Endings are strange beasts. There is a sense in which your years of work are condensed into one small, rosy snapshot and the reality is lost amidst the tearful hugs and warm thank yous.
A number of parents hugged me last night, asked if they could take photos of me with their children, expressed regret that I was leaving, asked me if I would be coming back, thanked me for the relationship that I had developed with their son, daughter or children. It's all lovely, and gratifying, albeit a little weird at times, but it can also make it difficult to extricate yourself from the fuzzy feelings that arouse the doubts- am I doing the right thing? Will I find a community like this again? Will I teach kids like these again?
My Year 12 Literature class surprised me with a bound collection of the stories that they had written as part of their study. They had taken great care to make it look authentic, from the dedication, the blurb, the publication details, the formatting... it was a literature teacher's nirvana.
The epigrah they had chosen was a quote from Cyril Connolly: 'while thought exists, words are alive and literature becomes an escape, not from, but into living'.
So, perhaps leaving behind a trace like that should make it easier, not harder, to take the next leap.
This is the use of memory:
For liberation—not less of love but expanding
Of love beyond desire, and so liberation
From the future as well as the past. Thus, love of a country
Begins as attachment to our own field of action
And comes to find that action of little importance
Though never indifferent. History may be servitude,
History may be freedom.

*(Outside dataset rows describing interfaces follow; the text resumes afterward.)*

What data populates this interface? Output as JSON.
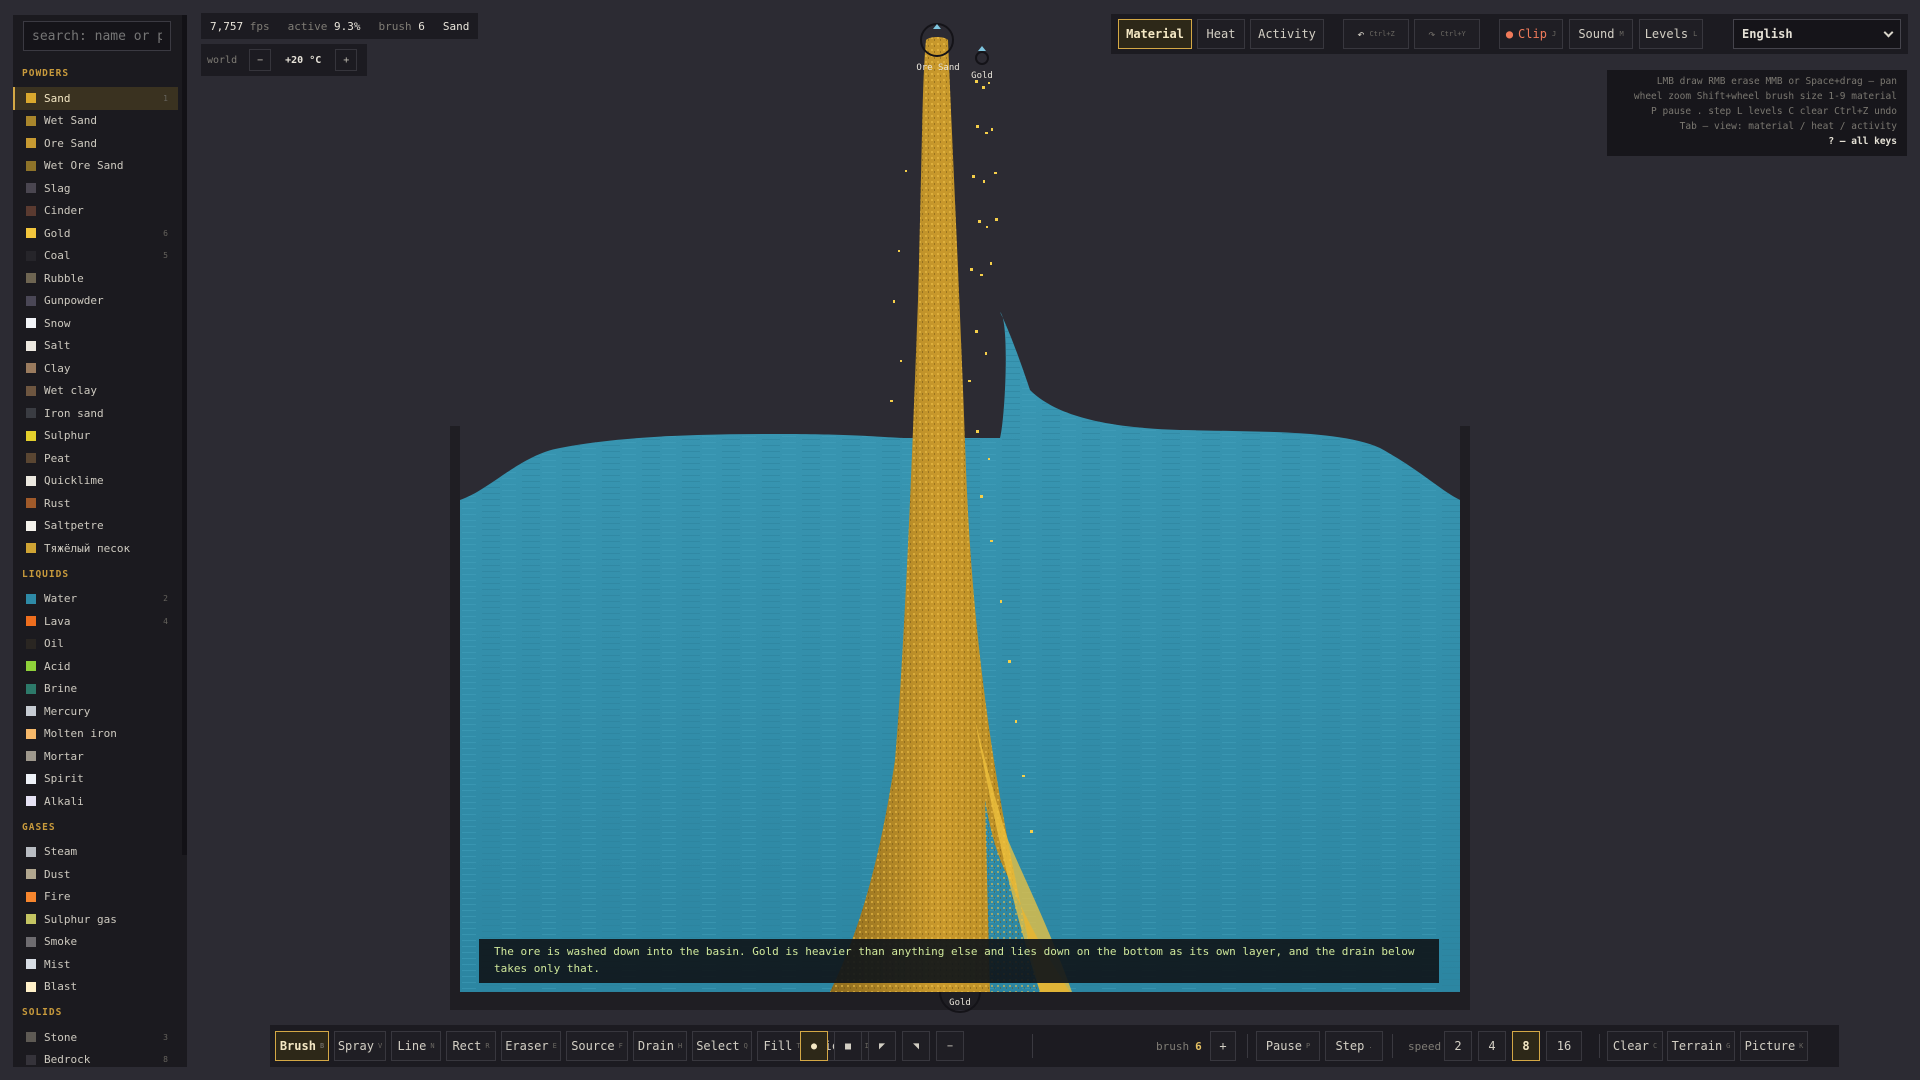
{
  "sidebar": {
    "search_placeholder": "search: name or prope",
    "categories": [
      {
        "title": "POWDERS",
        "items": [
          {
            "name": "Sand",
            "color": "#d9a82e",
            "key": "1",
            "active": true
          },
          {
            "name": "Wet Sand",
            "color": "#a9862c",
            "key": ""
          },
          {
            "name": "Ore Sand",
            "color": "#c79a32",
            "key": ""
          },
          {
            "name": "Wet Ore Sand",
            "color": "#8e7329",
            "key": ""
          },
          {
            "name": "Slag",
            "color": "#4a4650",
            "key": ""
          },
          {
            "name": "Cinder",
            "color": "#5a3a30",
            "key": ""
          },
          {
            "name": "Gold",
            "color": "#f2c63d",
            "key": "6"
          },
          {
            "name": "Coal",
            "color": "#26252a",
            "key": "5"
          },
          {
            "name": "Rubble",
            "color": "#6e6552",
            "key": ""
          },
          {
            "name": "Gunpowder",
            "color": "#4a4756",
            "key": ""
          },
          {
            "name": "Snow",
            "color": "#f2f4f8",
            "key": ""
          },
          {
            "name": "Salt",
            "color": "#ece8e0",
            "key": ""
          },
          {
            "name": "Clay",
            "color": "#9a7b5e",
            "key": ""
          },
          {
            "name": "Wet clay",
            "color": "#6e5640",
            "key": ""
          },
          {
            "name": "Iron sand",
            "color": "#3a3c42",
            "key": ""
          },
          {
            "name": "Sulphur",
            "color": "#e3cf2c",
            "key": ""
          },
          {
            "name": "Peat",
            "color": "#5a4632",
            "key": ""
          },
          {
            "name": "Quicklime",
            "color": "#ebe8df",
            "key": ""
          },
          {
            "name": "Rust",
            "color": "#a05a2a",
            "key": ""
          },
          {
            "name": "Saltpetre",
            "color": "#f4f2ec",
            "key": ""
          },
          {
            "name": "Тяжёлый песок",
            "color": "#cfa434",
            "key": ""
          }
        ]
      },
      {
        "title": "LIQUIDS",
        "items": [
          {
            "name": "Water",
            "color": "#2e8aa6",
            "key": "2"
          },
          {
            "name": "Lava",
            "color": "#ee6e1e",
            "key": "4"
          },
          {
            "name": "Oil",
            "color": "#2a2622",
            "key": ""
          },
          {
            "name": "Acid",
            "color": "#8fd13a",
            "key": ""
          },
          {
            "name": "Brine",
            "color": "#2d7a6a",
            "key": ""
          },
          {
            "name": "Mercury",
            "color": "#c6cbd2",
            "key": ""
          },
          {
            "name": "Molten iron",
            "color": "#f6b86a",
            "key": ""
          },
          {
            "name": "Mortar",
            "color": "#9e988c",
            "key": ""
          },
          {
            "name": "Spirit",
            "color": "#eef2f8",
            "key": ""
          },
          {
            "name": "Alkali",
            "color": "#e6e2f4",
            "key": ""
          }
        ]
      },
      {
        "title": "GASES",
        "items": [
          {
            "name": "Steam",
            "color": "#b8bcc2",
            "key": ""
          },
          {
            "name": "Dust",
            "color": "#b1a68e",
            "key": ""
          },
          {
            "name": "Fire",
            "color": "#f7862e",
            "key": ""
          },
          {
            "name": "Sulphur gas",
            "color": "#c4c462",
            "key": ""
          },
          {
            "name": "Smoke",
            "color": "#6e6c70",
            "key": ""
          },
          {
            "name": "Mist",
            "color": "#d8dde4",
            "key": ""
          },
          {
            "name": "Blast",
            "color": "#fff0c8",
            "key": ""
          }
        ]
      },
      {
        "title": "SOLIDS",
        "items": [
          {
            "name": "Stone",
            "color": "#5e5a54",
            "key": "3"
          },
          {
            "name": "Bedrock",
            "color": "#35333a",
            "key": "8"
          }
        ]
      }
    ]
  },
  "stats": {
    "fps_value": "7,757",
    "fps_label": "fps",
    "active_label": "active",
    "active_value": "9.3%",
    "brush_label": "brush",
    "brush_value": "6",
    "material": "Sand"
  },
  "world": {
    "label": "world",
    "minus": "−",
    "temperature": "+20 °C",
    "plus": "+"
  },
  "topbar": {
    "material": "Material",
    "heat": "Heat",
    "activity": "Activity",
    "undo": "↶",
    "undo_key": "Ctrl+Z",
    "redo": "↷",
    "redo_key": "Ctrl+Y",
    "clip_dot": "●",
    "clip": "Clip",
    "clip_key": "J",
    "sound": "Sound",
    "sound_key": "M",
    "levels": "Levels",
    "levels_key": "L",
    "language": "English"
  },
  "help": {
    "line1": "LMB draw   RMB erase   MMB or Space+drag — pan",
    "line2": "wheel zoom   Shift+wheel brush size   1-9 material",
    "line3": "P pause   . step   L levels   C clear   Ctrl+Z undo",
    "line4": "Tab — view: material / heat / activity",
    "line5": "? — all keys"
  },
  "markers": {
    "source_ore": "Ore Sand",
    "source_gold": "Gold",
    "drain": "Gold"
  },
  "narration": "The ore is washed down into the basin. Gold is heavier than anything else and lies down on the bottom as its own layer, and the drain below takes only that.",
  "bottombar": {
    "tools": [
      {
        "label": "Brush",
        "key": "B",
        "selected": true
      },
      {
        "label": "Spray",
        "key": "V"
      },
      {
        "label": "Line",
        "key": "N"
      },
      {
        "label": "Rect",
        "key": "R"
      },
      {
        "label": "Eraser",
        "key": "E"
      },
      {
        "label": "Source",
        "key": "F"
      },
      {
        "label": "Drain",
        "key": "H"
      },
      {
        "label": "Select",
        "key": "Q"
      },
      {
        "label": "Fill",
        "key": "T"
      },
      {
        "label": "Picker",
        "key": "I"
      }
    ],
    "shapes": [
      "●",
      "■",
      "◤",
      "◥",
      "−"
    ],
    "brush_label": "brush",
    "brush_value": "6",
    "brush_plus": "+",
    "pause": "Pause",
    "pause_key": "P",
    "step": "Step",
    "step_key": ".",
    "speed_label": "speed",
    "speeds": [
      "2",
      "4",
      "8",
      "16"
    ],
    "speed_selected": "8",
    "clear": "Clear",
    "clear_key": "C",
    "terrain": "Terrain",
    "terrain_key": "G",
    "picture": "Picture",
    "picture_key": "K"
  }
}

See, now they vanish,
The faces and places, with the self which, as it could, loved them,
To become renewed, transfigured, in another pattern.
-T.S. Eliot (Little Gidding, Four Quartets)